(Entries from a dataset of interfaces)
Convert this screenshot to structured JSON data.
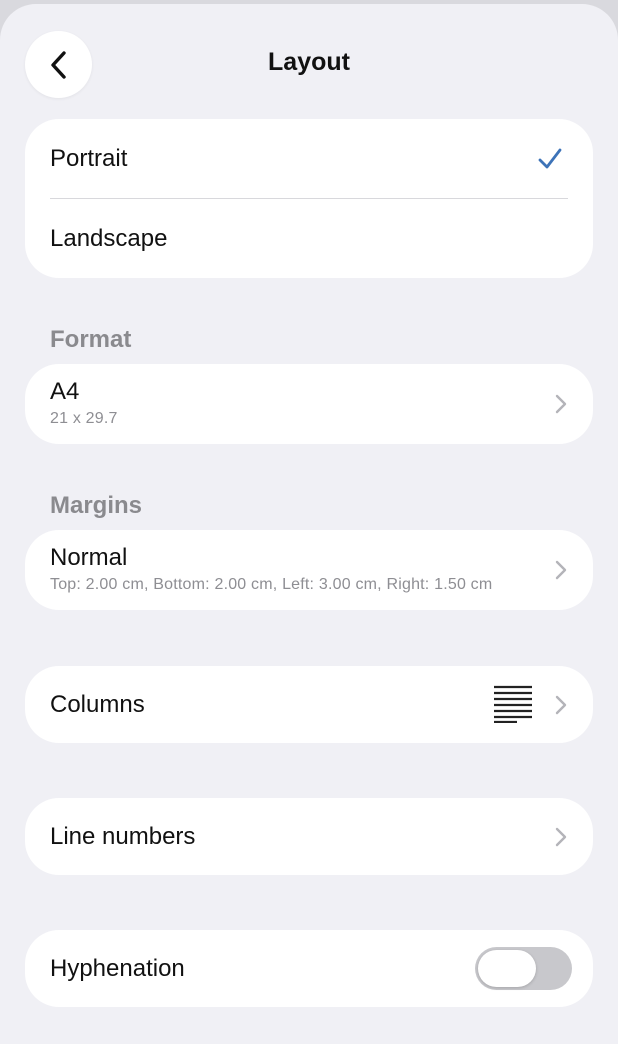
{
  "header": {
    "title": "Layout",
    "back_icon": "chevron-left-icon"
  },
  "orientation": {
    "options": [
      {
        "label": "Portrait",
        "selected": true
      },
      {
        "label": "Landscape",
        "selected": false
      }
    ],
    "check_color": "#3d73b8"
  },
  "format": {
    "section_title": "Format",
    "value": "A4",
    "detail": "21 x 29.7"
  },
  "margins": {
    "section_title": "Margins",
    "value": "Normal",
    "detail": "Top: 2.00 cm, Bottom: 2.00 cm, Left: 3.00 cm, Right: 1.50 cm"
  },
  "columns": {
    "label": "Columns",
    "icon": "columns-lines-icon"
  },
  "line_numbers": {
    "label": "Line numbers"
  },
  "hyphenation": {
    "label": "Hyphenation",
    "enabled": false
  }
}
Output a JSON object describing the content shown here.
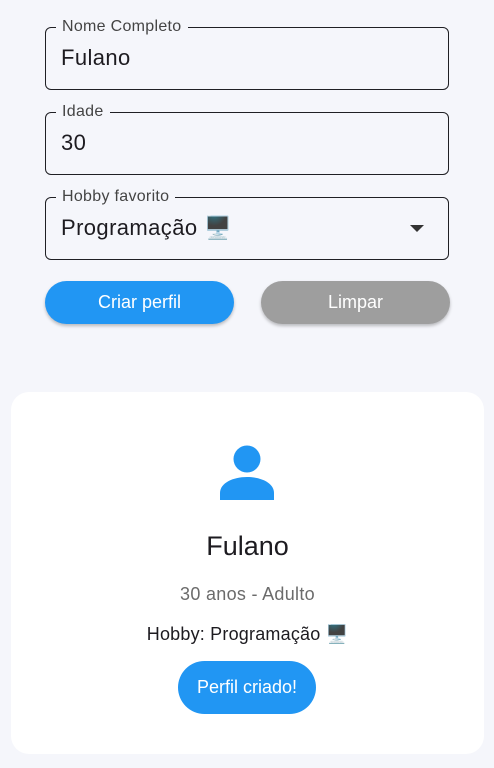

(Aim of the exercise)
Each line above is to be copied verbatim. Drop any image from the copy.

(Exercise result)
Convert this screenshot to structured JSON data.
{
  "header": {
    "title": "Layout",
    "back_icon": "chevron-left-icon"
  },
  "orientation": {
    "options": [
      {
        "label": "Portrait",
        "selected": true
      },
      {
        "label": "Landscape",
        "selected": false
      }
    ],
    "check_color": "#3d73b8"
  },
  "format": {
    "section_title": "Format",
    "value": "A4",
    "detail": "21 x 29.7"
  },
  "margins": {
    "section_title": "Margins",
    "value": "Normal",
    "detail": "Top: 2.00 cm, Bottom: 2.00 cm, Left: 3.00 cm, Right: 1.50 cm"
  },
  "columns": {
    "label": "Columns",
    "icon": "columns-lines-icon"
  },
  "line_numbers": {
    "label": "Line numbers"
  },
  "hyphenation": {
    "label": "Hyphenation",
    "enabled": false
  }
}
Output a JSON object describing the content shown here.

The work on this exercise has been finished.